→ **Work task**: Retype all data exactly as given. Pictures should not be retyped.

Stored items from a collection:
↓

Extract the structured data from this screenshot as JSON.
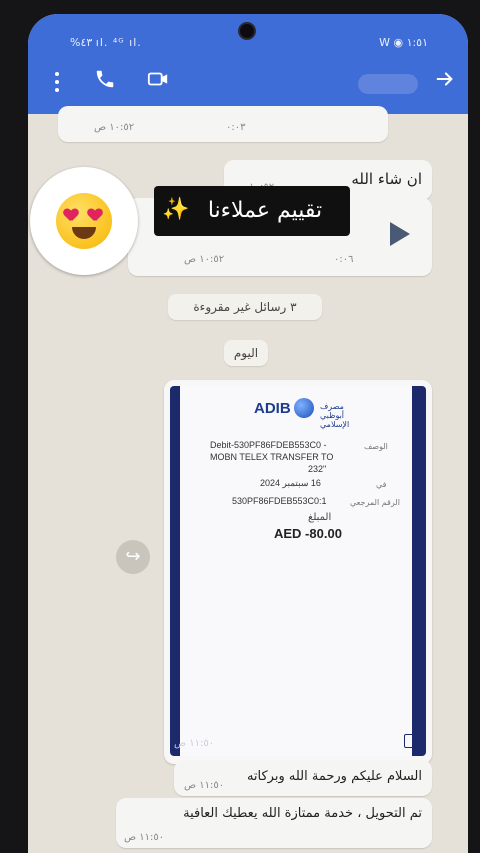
{
  "status_bar": {
    "left": "%٤٣ ıl. ⁴ᴳ ıl.",
    "right": "W ◉ ١:٥١"
  },
  "app_bar": {
    "menu_icon": "more-vert-icon",
    "call_icon": "phone-icon",
    "video_icon": "video-camera-icon",
    "back_icon": "arrow-right-icon"
  },
  "messages": {
    "top_partial": {
      "time": "١٠:٥٢ ص",
      "duration": "٠:٠٣"
    },
    "inshallah": {
      "text": "ان شاء الله",
      "time": "١٠:٥٢ ص"
    },
    "voice": {
      "time": "١٠:٥٢ ص",
      "duration": "٠:٠٦"
    },
    "unread_divider": "٣ رسائل غير مقروءة",
    "date_divider": "اليوم",
    "receipt": {
      "bank_name": "ADIB",
      "bank_arabic": "مصرف أبوظبي الإسلامي",
      "desc_label": "الوصف",
      "desc_line1": "Debit-530PF86FDEB553C0 -",
      "desc_line2": "MOBN TELEX TRANSFER TO",
      "desc_line3": "232\"",
      "date_label": "في",
      "date_value": "16 سبتمبر 2024",
      "ref_label": "الرقم المرجعي",
      "ref_value": "530PF86FDEB553C0:1",
      "amount_label": "المبلغ",
      "amount_value": "AED -80.00",
      "time": "١١:٥٠ ص"
    },
    "salam": {
      "text": "السلام عليكم ورحمة الله وبركاته",
      "time": "١١:٥٠ ص"
    },
    "thanks": {
      "text": "تم التحويل ، خدمة ممتازة الله يعطيك العافية",
      "time": "١١:٥٠ ص"
    }
  },
  "overlay": {
    "caption": "تقييم عملاءنا",
    "sparkle": "✨",
    "emoji": "heart-eyes-emoji"
  }
}
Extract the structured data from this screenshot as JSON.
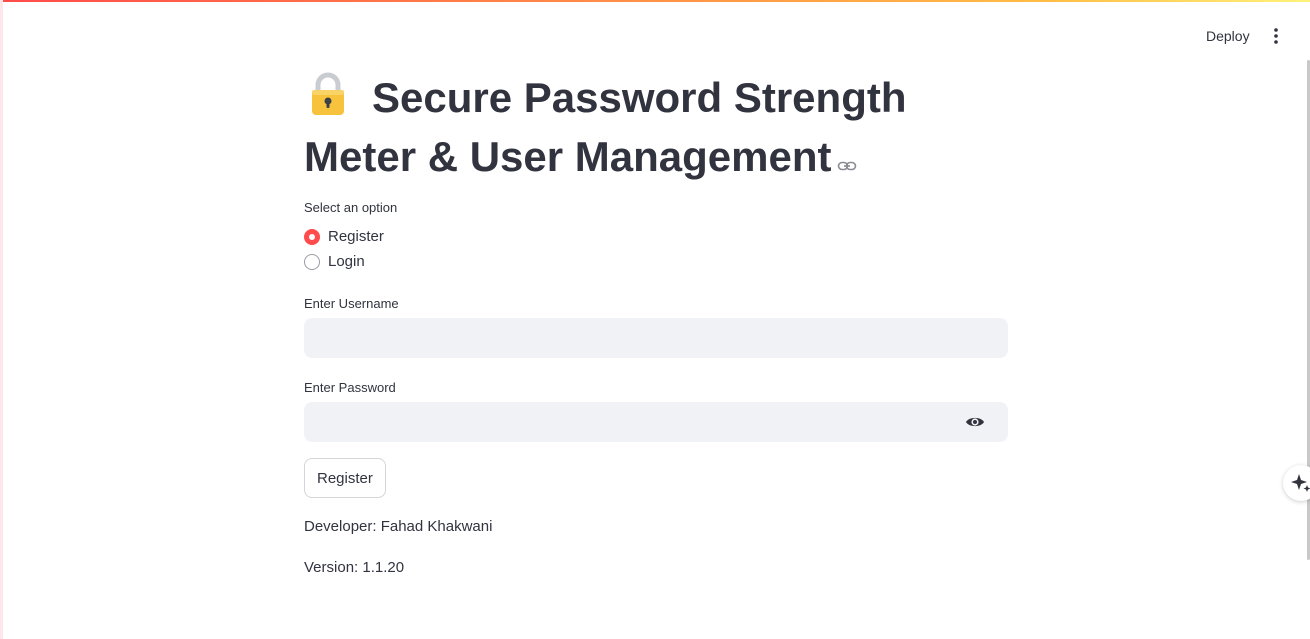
{
  "header": {
    "deploy_label": "Deploy"
  },
  "page": {
    "title": "Secure Password Strength Meter & User Management"
  },
  "radio": {
    "label": "Select an option",
    "options": [
      {
        "label": "Register",
        "selected": true
      },
      {
        "label": "Login",
        "selected": false
      }
    ]
  },
  "form": {
    "username_label": "Enter Username",
    "username_value": "",
    "password_label": "Enter Password",
    "password_value": "",
    "submit_label": "Register"
  },
  "footer": {
    "developer": "Developer: Fahad Khakwani",
    "version": "Version: 1.1.20"
  },
  "colors": {
    "accent": "#ff4b4b",
    "input_bg": "#f0f2f6",
    "text": "#31333f"
  },
  "icons": {
    "title_icon": "lock-icon",
    "anchor_icon": "link-icon",
    "menu_icon": "more-vertical-icon",
    "password_toggle": "eye-icon",
    "assistant": "sparkle-icon"
  }
}
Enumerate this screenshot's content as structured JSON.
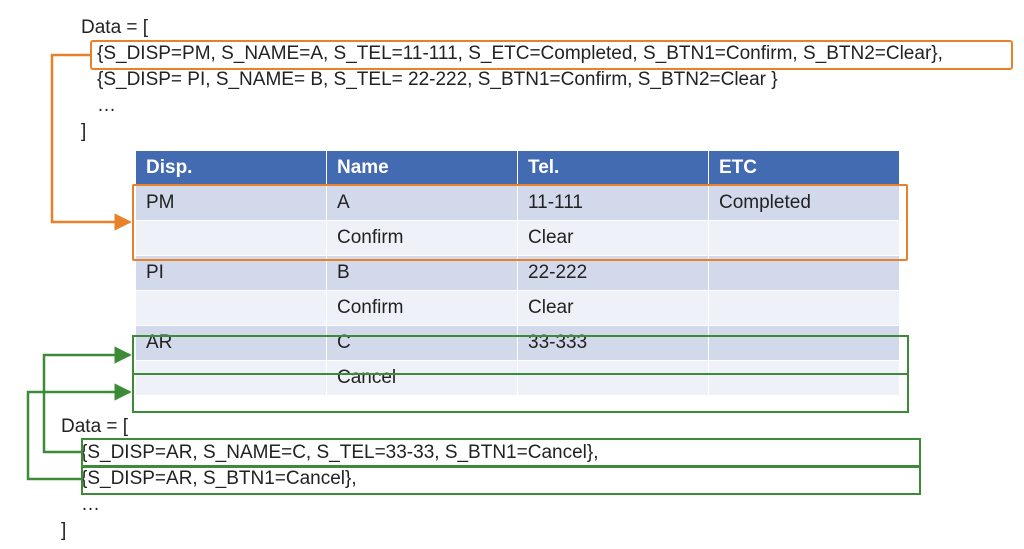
{
  "code_top": {
    "line0": "Data  =  [",
    "line1": "{S_DISP=PM, S_NAME=A, S_TEL=11-111, S_ETC=Completed, S_BTN1=Confirm, S_BTN2=Clear},",
    "line2": "{S_DISP= PI, S_NAME= B, S_TEL= 22-222, S_BTN1=Confirm, S_BTN2=Clear }",
    "line3": "…",
    "line4": "]"
  },
  "code_bottom": {
    "line0": "Data  =  [",
    "line1": "{S_DISP=AR, S_NAME=C, S_TEL=33-33, S_BTN1=Cancel},",
    "line2": "{S_DISP=AR, S_BTN1=Cancel},",
    "line3": "…",
    "line4": "]"
  },
  "table": {
    "headers": {
      "disp": "Disp.",
      "name": "Name",
      "tel": "Tel.",
      "etc": "ETC"
    },
    "rows": [
      {
        "disp": "PM",
        "name": "A",
        "tel": "11-111",
        "etc": "Completed",
        "btn1": "Confirm",
        "btn2": "Clear"
      },
      {
        "disp": "PI",
        "name": "B",
        "tel": "22-222",
        "etc": "",
        "btn1": "Confirm",
        "btn2": "Clear"
      },
      {
        "disp": "AR",
        "name": "C",
        "tel": "33-333",
        "etc": "",
        "btn1": "Cancel",
        "btn2": ""
      }
    ]
  },
  "colors": {
    "orange": "#e8812a",
    "green": "#3d8b37",
    "table_header": "#436bb2"
  }
}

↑

→ **Exercise answer**:
Extract the structured data from this screenshot as JSON.
{
  "status_bar": {
    "left": "%٤٣ ıl. ⁴ᴳ ıl.",
    "right": "W ◉ ١:٥١"
  },
  "app_bar": {
    "menu_icon": "more-vert-icon",
    "call_icon": "phone-icon",
    "video_icon": "video-camera-icon",
    "back_icon": "arrow-right-icon"
  },
  "messages": {
    "top_partial": {
      "time": "١٠:٥٢ ص",
      "duration": "٠:٠٣"
    },
    "inshallah": {
      "text": "ان شاء الله",
      "time": "١٠:٥٢ ص"
    },
    "voice": {
      "time": "١٠:٥٢ ص",
      "duration": "٠:٠٦"
    },
    "unread_divider": "٣ رسائل غير مقروءة",
    "date_divider": "اليوم",
    "receipt": {
      "bank_name": "ADIB",
      "bank_arabic": "مصرف أبوظبي الإسلامي",
      "desc_label": "الوصف",
      "desc_line1": "Debit-530PF86FDEB553C0 -",
      "desc_line2": "MOBN TELEX TRANSFER TO",
      "desc_line3": "232\"",
      "date_label": "في",
      "date_value": "16 سبتمبر 2024",
      "ref_label": "الرقم المرجعي",
      "ref_value": "530PF86FDEB553C0:1",
      "amount_label": "المبلغ",
      "amount_value": "AED -80.00",
      "time": "١١:٥٠ ص"
    },
    "salam": {
      "text": "السلام عليكم ورحمة الله وبركاته",
      "time": "١١:٥٠ ص"
    },
    "thanks": {
      "text": "تم التحويل ، خدمة ممتازة الله يعطيك العافية",
      "time": "١١:٥٠ ص"
    }
  },
  "overlay": {
    "caption": "تقييم عملاءنا",
    "sparkle": "✨",
    "emoji": "heart-eyes-emoji"
  }
}
Extract the structured data from this screenshot as JSON.
{
  "header": {
    "deploy_label": "Deploy"
  },
  "page": {
    "title": "Secure Password Strength Meter & User Management"
  },
  "radio": {
    "label": "Select an option",
    "options": [
      {
        "label": "Register",
        "selected": true
      },
      {
        "label": "Login",
        "selected": false
      }
    ]
  },
  "form": {
    "username_label": "Enter Username",
    "username_value": "",
    "password_label": "Enter Password",
    "password_value": "",
    "submit_label": "Register"
  },
  "footer": {
    "developer": "Developer: Fahad Khakwani",
    "version": "Version: 1.1.20"
  },
  "colors": {
    "accent": "#ff4b4b",
    "input_bg": "#f0f2f6",
    "text": "#31333f"
  },
  "icons": {
    "title_icon": "lock-icon",
    "anchor_icon": "link-icon",
    "menu_icon": "more-vertical-icon",
    "password_toggle": "eye-icon",
    "assistant": "sparkle-icon"
  }
}
Enumerate this screenshot's content as structured JSON.
{
  "code_top": {
    "line0": "Data  =  [",
    "line1": "{S_DISP=PM, S_NAME=A, S_TEL=11-111, S_ETC=Completed, S_BTN1=Confirm, S_BTN2=Clear},",
    "line2": "{S_DISP= PI, S_NAME= B, S_TEL= 22-222, S_BTN1=Confirm, S_BTN2=Clear }",
    "line3": "…",
    "line4": "]"
  },
  "code_bottom": {
    "line0": "Data  =  [",
    "line1": "{S_DISP=AR, S_NAME=C, S_TEL=33-33, S_BTN1=Cancel},",
    "line2": "{S_DISP=AR, S_BTN1=Cancel},",
    "line3": "…",
    "line4": "]"
  },
  "table": {
    "headers": {
      "disp": "Disp.",
      "name": "Name",
      "tel": "Tel.",
      "etc": "ETC"
    },
    "rows": [
      {
        "disp": "PM",
        "name": "A",
        "tel": "11-111",
        "etc": "Completed",
        "btn1": "Confirm",
        "btn2": "Clear"
      },
      {
        "disp": "PI",
        "name": "B",
        "tel": "22-222",
        "etc": "",
        "btn1": "Confirm",
        "btn2": "Clear"
      },
      {
        "disp": "AR",
        "name": "C",
        "tel": "33-333",
        "etc": "",
        "btn1": "Cancel",
        "btn2": ""
      }
    ]
  },
  "colors": {
    "orange": "#e8812a",
    "green": "#3d8b37",
    "table_header": "#436bb2"
  }
}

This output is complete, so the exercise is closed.